INPUT FOR THIS TASK: Begin
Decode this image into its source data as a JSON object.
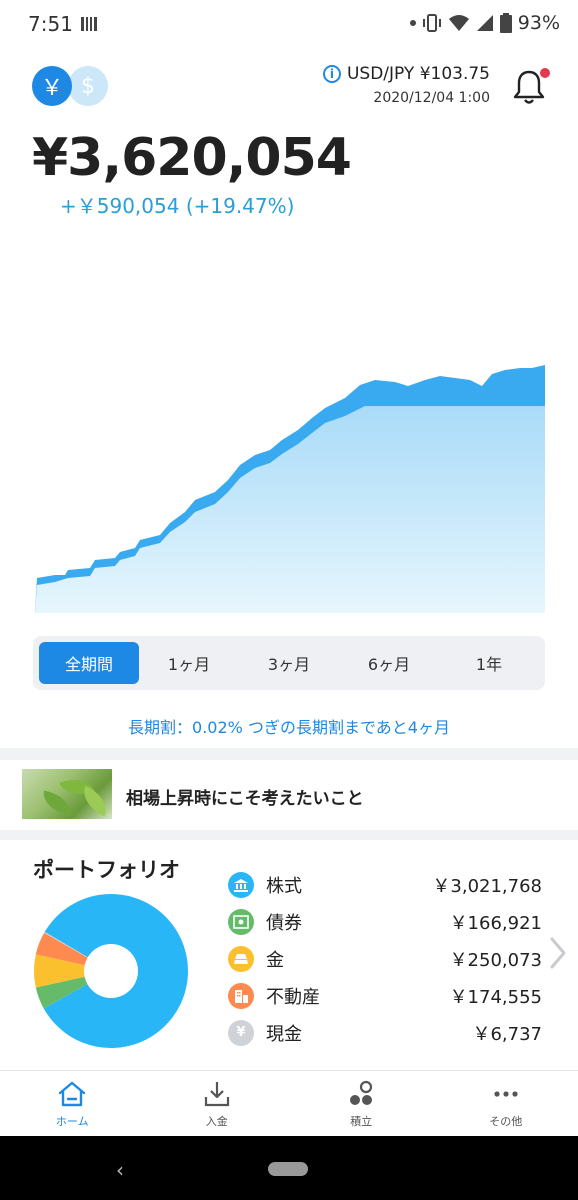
{
  "status_bar": {
    "time": "7:51",
    "battery": "93%"
  },
  "header": {
    "fx_label": "USD/JPY ¥103.75",
    "fx_datetime": "2020/12/04 1:00",
    "total_assets": "¥3,620,054",
    "gain": "+￥590,054 (+19.47%)",
    "currency_yen_symbol": "￥",
    "currency_usd_symbol": "$"
  },
  "colors": {
    "accent": "#1e88e5",
    "stocks": "#29b6f6",
    "bonds": "#66bb6a",
    "gold": "#fbc02d",
    "real_estate": "#ff8a50",
    "cash": "#cfd2d6"
  },
  "period_tabs": [
    {
      "label": "全期間",
      "active": true
    },
    {
      "label": "1ヶ月",
      "active": false
    },
    {
      "label": "3ヶ月",
      "active": false
    },
    {
      "label": "6ヶ月",
      "active": false
    },
    {
      "label": "1年",
      "active": false
    }
  ],
  "long_term_discount": "長期割：0.02% つぎの長期割まであと4ヶ月",
  "article": {
    "title": "相場上昇時にこそ考えたいこと"
  },
  "portfolio": {
    "title": "ポートフォリオ",
    "assets": [
      {
        "name": "株式",
        "value": "￥3,021,768",
        "icon": "bank-icon",
        "amount": 3021768
      },
      {
        "name": "債券",
        "value": "￥166,921",
        "icon": "bond-certificate-icon",
        "amount": 166921
      },
      {
        "name": "金",
        "value": "￥250,073",
        "icon": "gold-bars-icon",
        "amount": 250073
      },
      {
        "name": "不動産",
        "value": "￥174,555",
        "icon": "building-icon",
        "amount": 174555
      },
      {
        "name": "現金",
        "value": "￥6,737",
        "icon": "cash-icon",
        "amount": 6737
      }
    ]
  },
  "bottom_nav": [
    {
      "label": "ホーム",
      "icon": "home-icon",
      "active": true
    },
    {
      "label": "入金",
      "icon": "deposit-icon",
      "active": false
    },
    {
      "label": "積立",
      "icon": "accumulate-icon",
      "active": false
    },
    {
      "label": "その他",
      "icon": "more-icon",
      "active": false
    }
  ]
}
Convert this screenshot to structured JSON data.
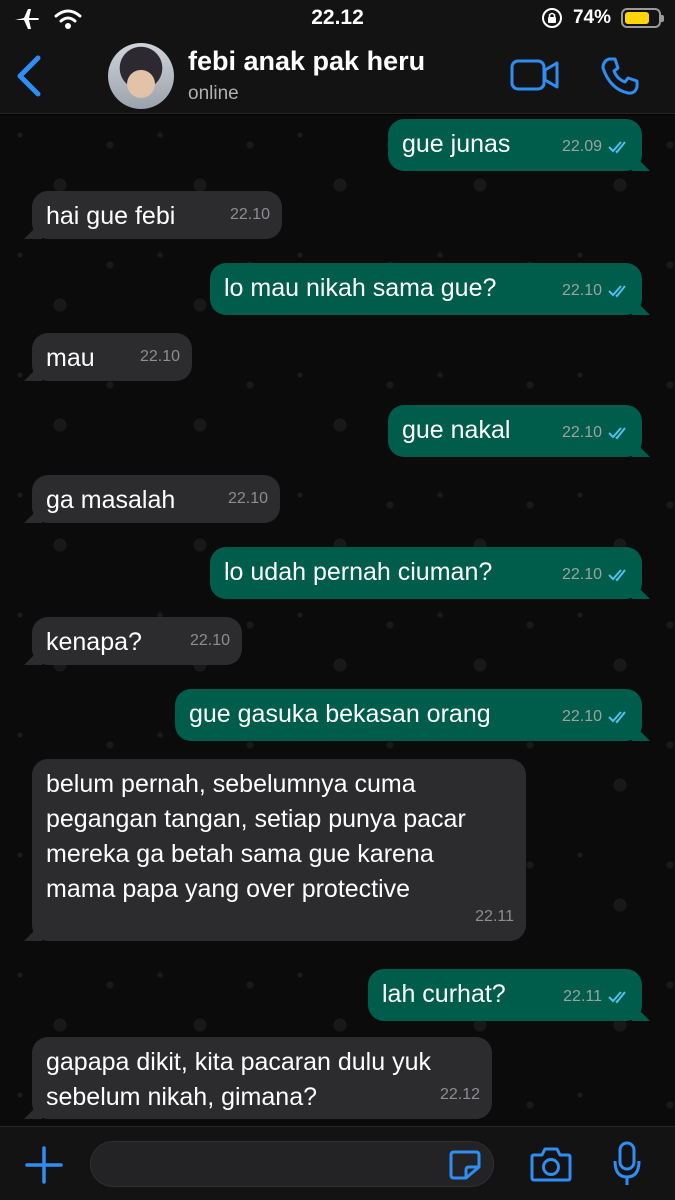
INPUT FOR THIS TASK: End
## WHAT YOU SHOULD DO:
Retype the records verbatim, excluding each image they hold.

## THE COMPLETED TASK:
Decode this image into its source data as a JSON object.
{
  "status_bar": {
    "time": "7:51",
    "battery": "93%"
  },
  "header": {
    "fx_label": "USD/JPY ¥103.75",
    "fx_datetime": "2020/12/04 1:00",
    "total_assets": "¥3,620,054",
    "gain": "+￥590,054 (+19.47%)",
    "currency_yen_symbol": "￥",
    "currency_usd_symbol": "$"
  },
  "colors": {
    "accent": "#1e88e5",
    "stocks": "#29b6f6",
    "bonds": "#66bb6a",
    "gold": "#fbc02d",
    "real_estate": "#ff8a50",
    "cash": "#cfd2d6"
  },
  "period_tabs": [
    {
      "label": "全期間",
      "active": true
    },
    {
      "label": "1ヶ月",
      "active": false
    },
    {
      "label": "3ヶ月",
      "active": false
    },
    {
      "label": "6ヶ月",
      "active": false
    },
    {
      "label": "1年",
      "active": false
    }
  ],
  "long_term_discount": "長期割：0.02% つぎの長期割まであと4ヶ月",
  "article": {
    "title": "相場上昇時にこそ考えたいこと"
  },
  "portfolio": {
    "title": "ポートフォリオ",
    "assets": [
      {
        "name": "株式",
        "value": "￥3,021,768",
        "icon": "bank-icon",
        "amount": 3021768
      },
      {
        "name": "債券",
        "value": "￥166,921",
        "icon": "bond-certificate-icon",
        "amount": 166921
      },
      {
        "name": "金",
        "value": "￥250,073",
        "icon": "gold-bars-icon",
        "amount": 250073
      },
      {
        "name": "不動産",
        "value": "￥174,555",
        "icon": "building-icon",
        "amount": 174555
      },
      {
        "name": "現金",
        "value": "￥6,737",
        "icon": "cash-icon",
        "amount": 6737
      }
    ]
  },
  "bottom_nav": [
    {
      "label": "ホーム",
      "icon": "home-icon",
      "active": true
    },
    {
      "label": "入金",
      "icon": "deposit-icon",
      "active": false
    },
    {
      "label": "積立",
      "icon": "accumulate-icon",
      "active": false
    },
    {
      "label": "その他",
      "icon": "more-icon",
      "active": false
    }
  ]
}
Convert this screenshot to structured JSON data.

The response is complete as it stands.